At its May 11 meeting, the City Council will review a list of street, storm sewer, and other projects worth $250 million that could be delayed.
While Standard & Poor’s maintains a stable outlook on Phoenix’s GOs, Moody’s has the city on negative outlook. Fitch Ratings does not rate the city’s GOs.
The city can levy property taxes at two levels, with the first going toward operations and the second supporting debt service for infrastructure. Phoenix’s combined property tax rate of $1.82 per $100 of assessed valuation has not changed in 14 years.

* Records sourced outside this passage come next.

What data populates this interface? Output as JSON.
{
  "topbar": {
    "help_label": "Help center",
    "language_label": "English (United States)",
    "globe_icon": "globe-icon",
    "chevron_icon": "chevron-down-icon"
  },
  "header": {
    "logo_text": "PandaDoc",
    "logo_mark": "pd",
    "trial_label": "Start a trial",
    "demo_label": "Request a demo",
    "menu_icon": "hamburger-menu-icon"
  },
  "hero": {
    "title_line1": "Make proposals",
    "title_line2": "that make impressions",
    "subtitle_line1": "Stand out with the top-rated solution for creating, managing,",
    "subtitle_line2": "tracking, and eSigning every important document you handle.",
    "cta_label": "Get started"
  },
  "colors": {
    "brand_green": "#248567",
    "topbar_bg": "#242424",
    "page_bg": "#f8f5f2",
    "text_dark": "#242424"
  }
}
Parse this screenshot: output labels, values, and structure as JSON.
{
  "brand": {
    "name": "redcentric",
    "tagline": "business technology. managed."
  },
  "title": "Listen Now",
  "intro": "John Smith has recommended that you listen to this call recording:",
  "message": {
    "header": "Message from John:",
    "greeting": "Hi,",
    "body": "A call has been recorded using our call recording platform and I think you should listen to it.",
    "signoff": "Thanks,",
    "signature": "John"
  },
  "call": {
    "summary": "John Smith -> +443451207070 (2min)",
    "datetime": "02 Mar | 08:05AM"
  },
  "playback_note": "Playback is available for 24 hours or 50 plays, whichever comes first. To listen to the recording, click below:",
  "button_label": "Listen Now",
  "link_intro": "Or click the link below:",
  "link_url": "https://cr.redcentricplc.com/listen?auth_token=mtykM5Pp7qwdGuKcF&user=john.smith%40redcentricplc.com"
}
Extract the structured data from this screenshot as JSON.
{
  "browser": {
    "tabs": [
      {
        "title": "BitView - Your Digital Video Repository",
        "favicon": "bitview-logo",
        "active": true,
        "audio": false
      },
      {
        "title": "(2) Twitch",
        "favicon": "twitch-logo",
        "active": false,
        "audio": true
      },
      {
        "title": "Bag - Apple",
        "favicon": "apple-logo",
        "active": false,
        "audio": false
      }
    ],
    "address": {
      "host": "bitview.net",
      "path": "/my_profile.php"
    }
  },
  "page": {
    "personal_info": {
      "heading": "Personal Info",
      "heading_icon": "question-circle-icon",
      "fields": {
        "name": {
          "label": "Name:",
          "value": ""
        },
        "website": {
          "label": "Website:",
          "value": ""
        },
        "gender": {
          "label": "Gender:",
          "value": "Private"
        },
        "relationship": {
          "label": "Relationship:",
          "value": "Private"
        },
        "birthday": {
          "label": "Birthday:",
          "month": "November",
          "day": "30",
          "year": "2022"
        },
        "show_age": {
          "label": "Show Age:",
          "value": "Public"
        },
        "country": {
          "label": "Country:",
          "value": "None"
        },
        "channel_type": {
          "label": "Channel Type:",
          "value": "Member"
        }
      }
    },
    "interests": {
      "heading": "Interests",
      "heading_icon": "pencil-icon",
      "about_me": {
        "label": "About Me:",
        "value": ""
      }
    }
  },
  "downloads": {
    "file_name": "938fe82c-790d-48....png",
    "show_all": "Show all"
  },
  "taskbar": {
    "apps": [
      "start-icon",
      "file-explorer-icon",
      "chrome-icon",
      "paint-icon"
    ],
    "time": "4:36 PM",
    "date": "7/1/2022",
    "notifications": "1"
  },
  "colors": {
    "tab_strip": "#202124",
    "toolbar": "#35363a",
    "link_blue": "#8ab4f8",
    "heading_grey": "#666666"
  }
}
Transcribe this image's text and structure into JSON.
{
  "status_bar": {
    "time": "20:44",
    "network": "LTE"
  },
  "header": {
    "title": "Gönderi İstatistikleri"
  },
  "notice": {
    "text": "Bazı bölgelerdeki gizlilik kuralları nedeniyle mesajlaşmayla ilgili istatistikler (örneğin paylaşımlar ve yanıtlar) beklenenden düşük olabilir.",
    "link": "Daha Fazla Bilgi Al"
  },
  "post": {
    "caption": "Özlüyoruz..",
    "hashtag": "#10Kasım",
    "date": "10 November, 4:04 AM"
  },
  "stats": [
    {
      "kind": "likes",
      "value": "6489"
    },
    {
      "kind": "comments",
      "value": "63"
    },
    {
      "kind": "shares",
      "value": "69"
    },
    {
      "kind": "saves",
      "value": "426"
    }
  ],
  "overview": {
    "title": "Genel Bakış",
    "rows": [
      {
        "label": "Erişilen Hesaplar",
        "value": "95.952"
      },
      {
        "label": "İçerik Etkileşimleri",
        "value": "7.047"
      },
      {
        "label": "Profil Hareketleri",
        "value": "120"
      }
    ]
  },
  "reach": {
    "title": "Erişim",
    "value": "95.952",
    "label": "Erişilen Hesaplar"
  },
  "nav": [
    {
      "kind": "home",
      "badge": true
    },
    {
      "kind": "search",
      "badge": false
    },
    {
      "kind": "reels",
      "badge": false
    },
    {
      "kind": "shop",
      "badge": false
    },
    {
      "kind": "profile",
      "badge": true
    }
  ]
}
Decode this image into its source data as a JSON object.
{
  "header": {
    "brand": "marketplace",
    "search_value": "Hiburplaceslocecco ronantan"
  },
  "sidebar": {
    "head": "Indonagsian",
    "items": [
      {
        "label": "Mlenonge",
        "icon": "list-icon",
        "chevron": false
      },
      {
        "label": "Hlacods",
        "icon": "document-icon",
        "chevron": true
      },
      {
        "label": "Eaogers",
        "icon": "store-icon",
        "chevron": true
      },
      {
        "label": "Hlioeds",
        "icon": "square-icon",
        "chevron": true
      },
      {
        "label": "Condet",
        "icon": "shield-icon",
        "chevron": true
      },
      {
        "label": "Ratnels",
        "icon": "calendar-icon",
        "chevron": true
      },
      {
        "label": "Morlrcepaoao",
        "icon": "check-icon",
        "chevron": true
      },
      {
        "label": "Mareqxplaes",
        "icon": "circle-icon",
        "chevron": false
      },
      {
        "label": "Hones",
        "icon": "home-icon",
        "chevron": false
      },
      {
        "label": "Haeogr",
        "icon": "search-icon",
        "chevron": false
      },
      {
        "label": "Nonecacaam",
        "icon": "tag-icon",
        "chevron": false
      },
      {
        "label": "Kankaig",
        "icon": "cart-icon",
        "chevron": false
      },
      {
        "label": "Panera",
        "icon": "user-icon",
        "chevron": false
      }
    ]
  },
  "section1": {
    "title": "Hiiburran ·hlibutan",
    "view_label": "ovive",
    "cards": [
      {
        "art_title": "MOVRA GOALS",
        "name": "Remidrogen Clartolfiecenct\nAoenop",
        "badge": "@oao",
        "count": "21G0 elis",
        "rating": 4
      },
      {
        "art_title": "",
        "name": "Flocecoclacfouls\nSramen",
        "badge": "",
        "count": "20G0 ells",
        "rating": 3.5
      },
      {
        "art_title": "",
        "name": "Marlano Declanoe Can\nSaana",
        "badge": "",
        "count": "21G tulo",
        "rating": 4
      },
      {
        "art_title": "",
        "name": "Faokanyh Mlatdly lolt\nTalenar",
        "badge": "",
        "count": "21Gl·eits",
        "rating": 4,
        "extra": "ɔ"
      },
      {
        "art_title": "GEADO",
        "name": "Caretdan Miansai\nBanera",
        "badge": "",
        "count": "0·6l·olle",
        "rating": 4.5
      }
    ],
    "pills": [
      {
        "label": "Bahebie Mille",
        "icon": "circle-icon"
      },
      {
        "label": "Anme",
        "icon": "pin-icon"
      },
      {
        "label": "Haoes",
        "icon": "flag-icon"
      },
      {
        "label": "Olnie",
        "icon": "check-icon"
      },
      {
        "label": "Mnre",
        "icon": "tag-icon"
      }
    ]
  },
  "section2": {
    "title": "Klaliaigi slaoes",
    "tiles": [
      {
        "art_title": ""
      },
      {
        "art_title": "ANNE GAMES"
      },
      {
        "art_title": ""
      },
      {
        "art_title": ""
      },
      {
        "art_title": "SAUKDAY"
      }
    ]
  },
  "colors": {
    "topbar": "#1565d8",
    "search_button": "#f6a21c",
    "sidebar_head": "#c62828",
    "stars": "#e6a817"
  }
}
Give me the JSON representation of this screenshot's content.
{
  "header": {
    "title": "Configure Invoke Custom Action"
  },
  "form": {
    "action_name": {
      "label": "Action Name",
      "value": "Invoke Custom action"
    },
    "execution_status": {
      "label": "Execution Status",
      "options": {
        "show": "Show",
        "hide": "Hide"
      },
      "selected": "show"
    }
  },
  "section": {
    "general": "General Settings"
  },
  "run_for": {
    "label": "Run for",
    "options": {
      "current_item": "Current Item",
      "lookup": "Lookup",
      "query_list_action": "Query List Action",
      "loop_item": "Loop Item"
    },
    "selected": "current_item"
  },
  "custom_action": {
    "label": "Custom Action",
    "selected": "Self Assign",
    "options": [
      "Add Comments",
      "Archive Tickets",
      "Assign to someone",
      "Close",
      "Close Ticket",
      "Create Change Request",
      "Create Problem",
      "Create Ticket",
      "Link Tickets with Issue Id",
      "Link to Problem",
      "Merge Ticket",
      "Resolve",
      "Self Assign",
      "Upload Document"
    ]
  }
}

The city could establish a floating secondary tax that would not increase the overall taxes that property owners pay, city staffers said. That’s because the sharp drop in property values means that the overall tax payments are also lowered, even with a higher tax rate. Each year, the council could vote to raise or lower the rate based on debt service needs.
Property values, as reflected in assessments sent out in February, dropped for the third straight year in Maricopa County, whose county seat is Phoenix. Residential property values fell an average of 15.2% in 2009, according to the Maricopa County Assessor’s Office. Values fell 23% in 2008, following a 13% drop in 2007.
The median value of homes in the county fell last year to $131,700 from $155,300 the previous year. The assessments sent in February were actually based on 2008 values, so the assessments could drop further. The lag time between appraisal and assessment is about 18 months in Arizona, so local governments may not have hit bottom in terms of property-tax revenue.
Other cities in Maricopa County and throughout Arizona have been tightening their belts amid the funding shortage as well.
The Tempe City Council last week began identifying projects to postpone amid a 35% drop in secondary property tax revenue over three years. Home values in Tempe declined 13.4% in 2009.
In Tucson, county seat of Pima County, the city staff is asking the City Council to consider raising the sales tax by 0.5% to cover operating costs. The tax increase would provide about $33 million per year, enough to avoid losing another 500 jobs, according to city manager Mike Letcher.
Local governments are being hit hard by the state’s revenue crisis, and matters could worsen if voters do not approve a temporary one-cent tax increase next month to cover state operating expenses, local officials said.
Local sales taxes have dropped sharply in recent years as shared revenue distributed through the state has declined nearly 40% in the last two years.
If the proposed three-year sales tax increase fails next month, the state plans to shift the cost of maintaining state prison inmates to the counties and require them to cover about $8 million in salaries for Superior Court judges.
Fearing the consequences if voters reject the temporary sales tax increase in May, the League of Arizona Cities and Towns is pushing hard for the measure.
“Without the additional money to fund state operations, education and public safety programs could be in serious jeopardy,” said Chandler Mayor Boyd Dunn, president of the league. “Cities and towns are voluntarily doing our part to help the state with its budget difficulties by giving up nearly $600 million in potential revenue over the three-year life of the tax.”